__Task to carry out__
Leaving the pictures aside, repeat each line below exactly.

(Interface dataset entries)

=== Begin Enclosure ===

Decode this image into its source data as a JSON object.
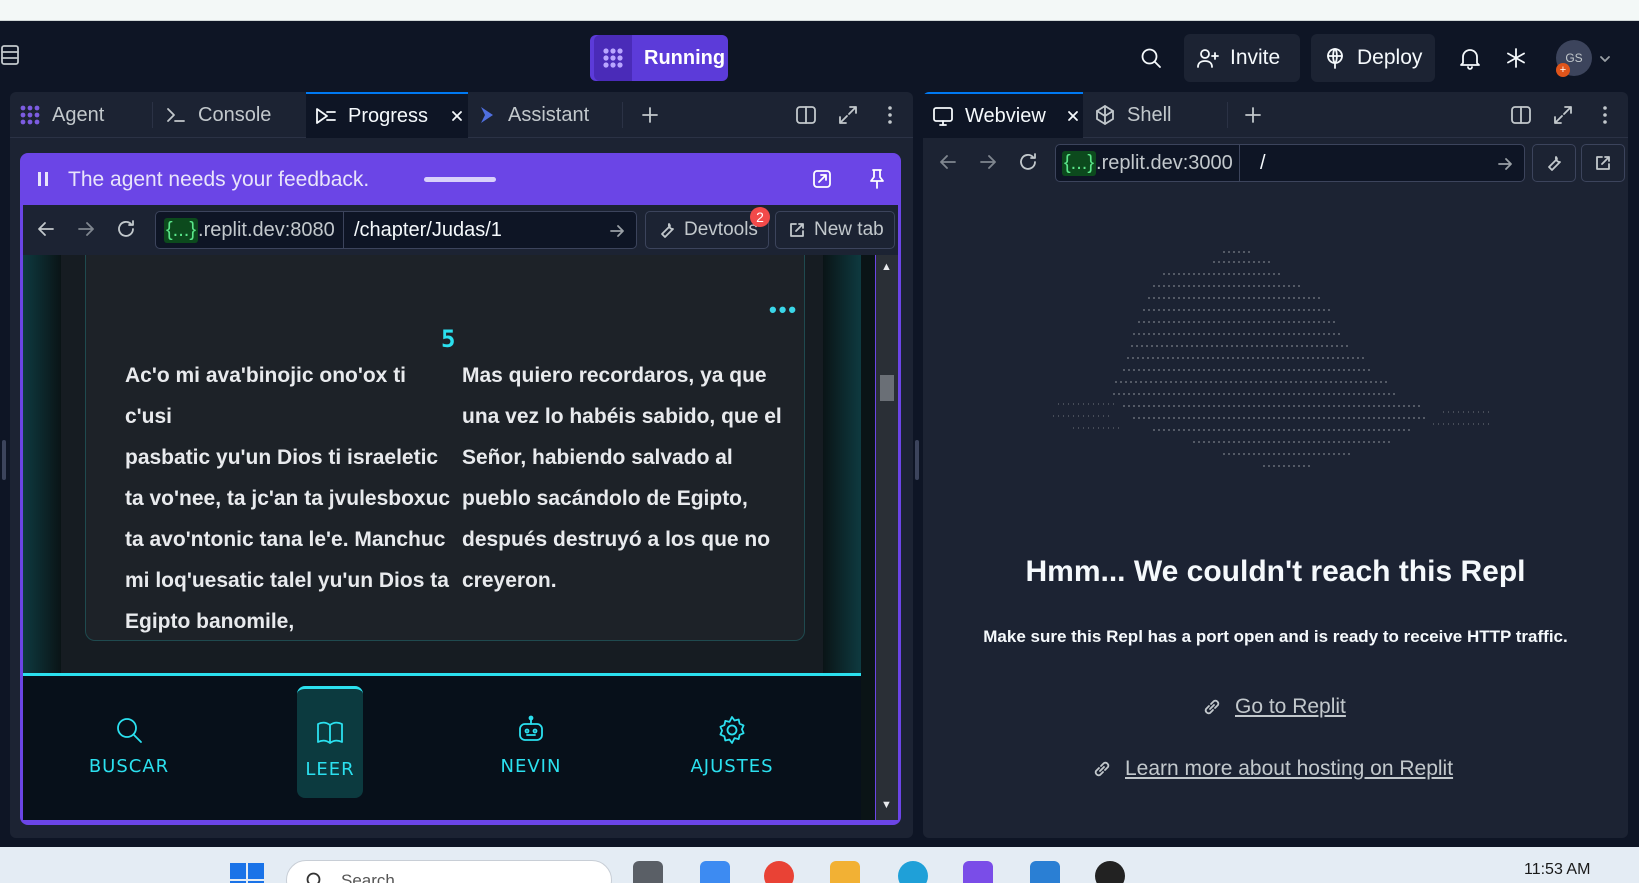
{
  "header": {
    "run_label": "Running",
    "invite_label": "Invite",
    "deploy_label": "Deploy",
    "avatar_initials": "GS"
  },
  "left_tabs": [
    {
      "label": "Agent"
    },
    {
      "label": "Console"
    },
    {
      "label": "Progress",
      "active": true
    },
    {
      "label": "Assistant"
    }
  ],
  "right_tabs": [
    {
      "label": "Webview",
      "active": true
    },
    {
      "label": "Shell"
    }
  ],
  "feedback": {
    "message": "The agent needs your feedback.",
    "host_tag": "{...}",
    "host": ".replit.dev:8080",
    "path": "/chapter/Judas/1",
    "devtools_label": "Devtools",
    "devtools_badge": "2",
    "newtab_label": "New tab"
  },
  "reader": {
    "verse_number": "5",
    "more_label": "•••",
    "left_lines": [
      "Ac'o mi ava'binojic ono'ox ti c'usi",
      "pasbatic yu'un Dios ti israeletic",
      "ta vo'nee, ta jc'an ta jvulesboxuc",
      "ta avo'ntonic tana le'e. Manchuc",
      "mi loq'uesatic talel yu'un Dios ta",
      "Egipto banomile,"
    ],
    "right_lines": [
      "Mas quiero recordaros, ya que",
      "una vez lo habéis sabido, que el",
      "Señor, habiendo salvado al",
      "pueblo sacándolo de Egipto,",
      "después destruyó a los que no",
      "creyeron."
    ],
    "nav": [
      {
        "label": "BUSCAR",
        "icon": "search-icon"
      },
      {
        "label": "LEER",
        "icon": "book-icon",
        "active": true
      },
      {
        "label": "NEVIN",
        "icon": "robot-icon"
      },
      {
        "label": "AJUSTES",
        "icon": "gear-icon"
      }
    ]
  },
  "webview": {
    "host_tag": "{...}",
    "host": ".replit.dev:3000",
    "path": "/",
    "error_title": "Hmm... We couldn't reach this Repl",
    "error_sub": "Make sure this Repl has a port open and is ready to receive HTTP traffic.",
    "link_replit": "Go to Replit",
    "link_hosting": "Learn more about hosting on Replit"
  },
  "taskbar": {
    "search_placeholder": "Search",
    "clock": "11:53 AM"
  },
  "colors": {
    "accent_purple": "#6b45e6",
    "run_purple": "#5c3bd9",
    "cyan": "#2be0ef",
    "bg": "#0e1525"
  }
}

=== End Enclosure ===

__Output for this exercise__
Decode this image into its source data as a JSON object.
{
  "header": {
    "run_label": "Running",
    "invite_label": "Invite",
    "deploy_label": "Deploy",
    "avatar_initials": "GS"
  },
  "left_tabs": [
    {
      "label": "Agent"
    },
    {
      "label": "Console"
    },
    {
      "label": "Progress",
      "active": true
    },
    {
      "label": "Assistant"
    }
  ],
  "right_tabs": [
    {
      "label": "Webview",
      "active": true
    },
    {
      "label": "Shell"
    }
  ],
  "feedback": {
    "message": "The agent needs your feedback.",
    "host_tag": "{...}",
    "host": ".replit.dev:8080",
    "path": "/chapter/Judas/1",
    "devtools_label": "Devtools",
    "devtools_badge": "2",
    "newtab_label": "New tab"
  },
  "reader": {
    "verse_number": "5",
    "more_label": "•••",
    "left_lines": [
      "Ac'o mi ava'binojic ono'ox ti c'usi",
      "pasbatic yu'un Dios ti israeletic",
      "ta vo'nee, ta jc'an ta jvulesboxuc",
      "ta avo'ntonic tana le'e. Manchuc",
      "mi loq'uesatic talel yu'un Dios ta",
      "Egipto banomile,"
    ],
    "right_lines": [
      "Mas quiero recordaros, ya que",
      "una vez lo habéis sabido, que el",
      "Señor, habiendo salvado al",
      "pueblo sacándolo de Egipto,",
      "después destruyó a los que no",
      "creyeron."
    ],
    "nav": [
      {
        "label": "BUSCAR",
        "icon": "search-icon"
      },
      {
        "label": "LEER",
        "icon": "book-icon",
        "active": true
      },
      {
        "label": "NEVIN",
        "icon": "robot-icon"
      },
      {
        "label": "AJUSTES",
        "icon": "gear-icon"
      }
    ]
  },
  "webview": {
    "host_tag": "{...}",
    "host": ".replit.dev:3000",
    "path": "/",
    "error_title": "Hmm... We couldn't reach this Repl",
    "error_sub": "Make sure this Repl has a port open and is ready to receive HTTP traffic.",
    "link_replit": "Go to Replit",
    "link_hosting": "Learn more about hosting on Replit"
  },
  "taskbar": {
    "search_placeholder": "Search",
    "clock": "11:53 AM"
  },
  "colors": {
    "accent_purple": "#6b45e6",
    "run_purple": "#5c3bd9",
    "cyan": "#2be0ef",
    "bg": "#0e1525"
  }
}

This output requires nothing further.